(1) knowingly transports or ships using any means or facility of
interstate or foreign commerce or in or affecting interstate or
foreign commerce by any means including by computer or mails, any
visual depiction, if— (A) the producing of such visual depiction
involves the use of a minor engaging in sexually explicit conduct; and
(B) such visual depiction is of such conduct;
The next part addresses one who
(2) knowingly receives, or distributes, any visual depiction using any
means or facility of interstate or foreign commerce or that has been
mailed, or has been shipped or transported in or affecting interstate
or foreign commerce, or which contains materials which have been
mailed or so shipped or transported, by any means including by
computer, or knowingly reproduces any visual depiction for
distribution using any means or facility of interstate or foreign
commerce or in or affecting interstate or foreign commerce or through
the mails, if— (A) the producing of such visual depiction involves the
use of a minor engaging in sexually explicit conduct; and (B) such
visual depiction is of such conduct;
The word "knowingly" is crucial here: it may mean that if you don't know, it's not a crime. The wording is not completely clear, in that maybe the law only says that you have to know that you received and don't have to know anything about the item that you received. So it is up the the Supreme Court to say exactly what that means. In US v. X-Citement Video, Inc., 513 U.S. 64, they did. The court held that "knowingly" does not just mean that you know you are receiving or distributing, because that would yield absurd results such as that a retail druggist who returned a roll of film unprocessed would be guilty of distributing child porn, just in case the film contains child porn. As the court says, "We do not assume that Congress, in passing laws, intended such results".
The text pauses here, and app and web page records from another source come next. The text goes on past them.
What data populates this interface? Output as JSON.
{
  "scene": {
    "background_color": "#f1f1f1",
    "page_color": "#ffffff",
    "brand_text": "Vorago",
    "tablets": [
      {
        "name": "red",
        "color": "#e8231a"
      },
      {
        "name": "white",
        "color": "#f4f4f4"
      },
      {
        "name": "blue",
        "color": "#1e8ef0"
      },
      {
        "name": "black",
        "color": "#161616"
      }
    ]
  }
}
There is a general constitutional presumption that any crime has a scienter requirement (Morissette v. United States, 342 U. S. 246, Staples v. United States, 511 U. S. 600): "the standard presumption in favor of a scienter requirement should apply to each of the statutory elements that criminalize otherwise innocent conduct". The court rejects the narrow interpretation that "knowingly" just applies to the verb, and "This interpretation is supported by the canon that a statute is to be construed where fairly possible so as to avoid substantial constitutional questions".
There are also state laws which are untouched by X-Citement, which may make possession of child porn a strict liability offense. Washington state law is written so that you have to know or intend ("Knowingly develops, duplicates, publishes, prints, disseminates, exchanges, finances, attempts to finance, or sells a visual or printed matter that depicts a minor engaged in an act of sexually explicit conduct as defined in RCW 9.68A.011(4) (a) through (e)" or "Possesses with intent to develop, duplicate, publish, print, disseminate, exchange, or sell any visual or printed matter that depicts a minor engaged in an act of sexually explicit conduct as defined in RCW 9.68A.011(4) (a) through (e)".)
The statutory rape law on the other hand has no requirement pertaining to knowledge or intent
(1) A person is guilty of rape of a child in the third degree when the
person has sexual intercourse with another who is at least fourteen
years old but less than sixteen years old and not married to the
perpetrator and the perpetrator is at least forty-eight months older
than the victim.
I don't know whether some state's statute was written without a "knowingly" requirement.